“After 24 years of hitting new milestones and getting the hard-to-employ connected to the workforce, STRIVE has now jumped firmly into ‘green’ with a unique ‘Green Jobs’ training program. The fact that our program was used as the model for New York State’s new Green Job Corps program (a $7 million initiative) is a clear sign of STRIVE’s success as an innovator in serving communities of color – not only in program design, but also in laying the groundwork for major policy changes. The thing we’ve grappled with over the past few years, but have now resolved, is this issue of getting at-risk and disconnected folks reconnected and motivated to gain the skills needed to compete for good jobs. To the extent that they can now acquire complex skill sets for jobs in high-demand sectors, like green construction and environmental remediation is, in my experience, a real paradigm shift in workforce development,” said Rob Carmona, President of STRIVE, Inc.


While many States across the Nation are cutting services to the most needy, New York State has taken an active and vigorous approach to fighting the effects of the looming recession. As Chairman of the State Assembly Standing Committee on Social Services, Assemblyman Keith L.T. Wright has made homelessness prevention a priority. In the 2009-2010 State budget, he more than doubled the funding of emergency homeless services from last year’s rate. The funds provide capital and operational support for shelters, and other services for the homeless.

Assemblyman Keith Wright with Governor David A. Paterson and Manhattan Borough President Scott Stringer, announcing the expansion of food stamp availability in New York State.

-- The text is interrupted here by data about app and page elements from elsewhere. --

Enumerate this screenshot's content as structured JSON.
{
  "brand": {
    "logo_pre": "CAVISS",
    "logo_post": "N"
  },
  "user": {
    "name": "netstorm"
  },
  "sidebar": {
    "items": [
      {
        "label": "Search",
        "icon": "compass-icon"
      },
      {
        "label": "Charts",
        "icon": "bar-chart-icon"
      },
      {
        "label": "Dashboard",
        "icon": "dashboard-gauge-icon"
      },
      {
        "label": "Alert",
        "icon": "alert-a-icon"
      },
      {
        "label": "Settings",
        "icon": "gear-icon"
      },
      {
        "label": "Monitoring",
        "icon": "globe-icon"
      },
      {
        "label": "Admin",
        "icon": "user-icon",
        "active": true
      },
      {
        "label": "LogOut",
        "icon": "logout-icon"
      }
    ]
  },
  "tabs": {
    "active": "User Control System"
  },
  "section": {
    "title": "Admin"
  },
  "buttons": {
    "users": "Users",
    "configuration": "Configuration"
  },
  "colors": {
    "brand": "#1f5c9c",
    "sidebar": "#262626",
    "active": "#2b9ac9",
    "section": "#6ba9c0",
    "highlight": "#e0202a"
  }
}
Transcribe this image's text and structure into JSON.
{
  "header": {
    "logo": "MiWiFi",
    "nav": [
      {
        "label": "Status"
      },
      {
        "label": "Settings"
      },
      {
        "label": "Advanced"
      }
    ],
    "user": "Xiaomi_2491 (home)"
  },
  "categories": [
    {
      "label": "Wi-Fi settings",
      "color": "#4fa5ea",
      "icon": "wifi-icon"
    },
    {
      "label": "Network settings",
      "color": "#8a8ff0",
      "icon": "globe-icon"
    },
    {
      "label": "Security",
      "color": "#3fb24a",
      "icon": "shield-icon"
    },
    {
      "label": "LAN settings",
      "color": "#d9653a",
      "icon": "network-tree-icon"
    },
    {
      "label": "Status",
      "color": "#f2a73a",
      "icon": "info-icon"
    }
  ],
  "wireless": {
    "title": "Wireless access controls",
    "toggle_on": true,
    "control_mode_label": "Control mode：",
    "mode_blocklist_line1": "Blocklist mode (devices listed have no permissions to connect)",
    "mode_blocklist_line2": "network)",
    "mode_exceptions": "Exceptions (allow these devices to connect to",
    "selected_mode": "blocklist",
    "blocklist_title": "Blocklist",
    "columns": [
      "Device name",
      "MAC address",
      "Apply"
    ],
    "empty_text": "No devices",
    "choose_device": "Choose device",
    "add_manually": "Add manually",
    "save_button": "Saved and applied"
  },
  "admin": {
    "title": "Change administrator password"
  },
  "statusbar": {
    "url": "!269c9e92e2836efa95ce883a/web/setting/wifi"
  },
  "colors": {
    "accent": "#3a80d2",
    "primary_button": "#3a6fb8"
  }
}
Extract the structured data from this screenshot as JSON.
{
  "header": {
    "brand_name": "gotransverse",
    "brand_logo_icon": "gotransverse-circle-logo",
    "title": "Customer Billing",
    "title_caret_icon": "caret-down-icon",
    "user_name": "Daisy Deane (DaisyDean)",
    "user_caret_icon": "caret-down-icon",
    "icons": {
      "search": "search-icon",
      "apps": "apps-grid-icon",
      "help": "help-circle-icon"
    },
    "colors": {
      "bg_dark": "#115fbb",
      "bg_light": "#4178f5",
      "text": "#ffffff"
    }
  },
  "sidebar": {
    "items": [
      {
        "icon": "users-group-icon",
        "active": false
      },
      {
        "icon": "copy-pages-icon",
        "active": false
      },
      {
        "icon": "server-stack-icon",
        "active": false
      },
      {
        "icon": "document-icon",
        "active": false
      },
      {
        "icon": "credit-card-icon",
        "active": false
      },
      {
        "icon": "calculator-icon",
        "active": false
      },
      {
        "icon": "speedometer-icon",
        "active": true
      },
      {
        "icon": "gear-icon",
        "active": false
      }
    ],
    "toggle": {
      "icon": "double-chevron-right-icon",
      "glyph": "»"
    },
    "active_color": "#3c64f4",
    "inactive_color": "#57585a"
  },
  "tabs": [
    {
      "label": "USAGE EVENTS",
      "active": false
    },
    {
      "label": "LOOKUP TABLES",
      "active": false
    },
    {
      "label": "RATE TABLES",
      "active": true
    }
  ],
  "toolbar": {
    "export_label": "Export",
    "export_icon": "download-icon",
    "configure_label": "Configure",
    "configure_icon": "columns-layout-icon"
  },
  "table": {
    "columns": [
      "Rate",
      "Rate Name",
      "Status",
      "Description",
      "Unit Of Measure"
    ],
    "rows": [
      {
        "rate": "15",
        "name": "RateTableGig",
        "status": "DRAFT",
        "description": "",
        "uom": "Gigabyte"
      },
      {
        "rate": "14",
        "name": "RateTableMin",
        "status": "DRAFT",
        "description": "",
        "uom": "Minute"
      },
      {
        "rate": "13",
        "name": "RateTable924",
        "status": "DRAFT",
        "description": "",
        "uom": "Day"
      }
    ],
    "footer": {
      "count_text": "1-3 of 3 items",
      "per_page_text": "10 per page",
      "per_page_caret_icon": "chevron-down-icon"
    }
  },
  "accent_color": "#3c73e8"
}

Additionally, the State legislature raised the Supplemental Homeless Intervention program funding by 20%. This program keeps those individuals threatened with eviction and subsequent homelessness in their apartments as they try to figure out their finances. “With more than 100,000 residents of New York City experiencing homelessness every year, now is the time to ensure that we as a State take the steps necessary to protect our most vulnerable individuals. While the current funding is not nearly enough to solve the homelessness problem in our City and State, we must do what we can to help. I will diligently work to ensure that funding is increased to combat the rising tide of homelessness in our City,” said Assemblyman Wright.

Approximately 90% of homeless New Yorkers are African-American or Latino and families make up 78% of the homeless shelter population. To change these disparities, Assemblyman Wright restored the funding to the Supportive Housing to Families program in this year’s budget. Supportive Housing funding helps homeless families in our community find permanent and safe residence within our City and helps keep our children in school and our parents at work. “We must invest on the prevention side of the homelessness equation, as every penny we invest to ensure that our families do not become homeless, ultimately saves our State large amounts of money in other social services and programs that we are constitutionally mandated to provide,” said Assemblyman Wright.

ALBANY OFFICE: Room 844, Legislative Office Building • Albany, NY 12248 • 518-455-4793
DISTRICT OFFICE: Harlem State Office Building, 163 West 125th Street, Suite 911, New York, NY 10027 • 212-866-5809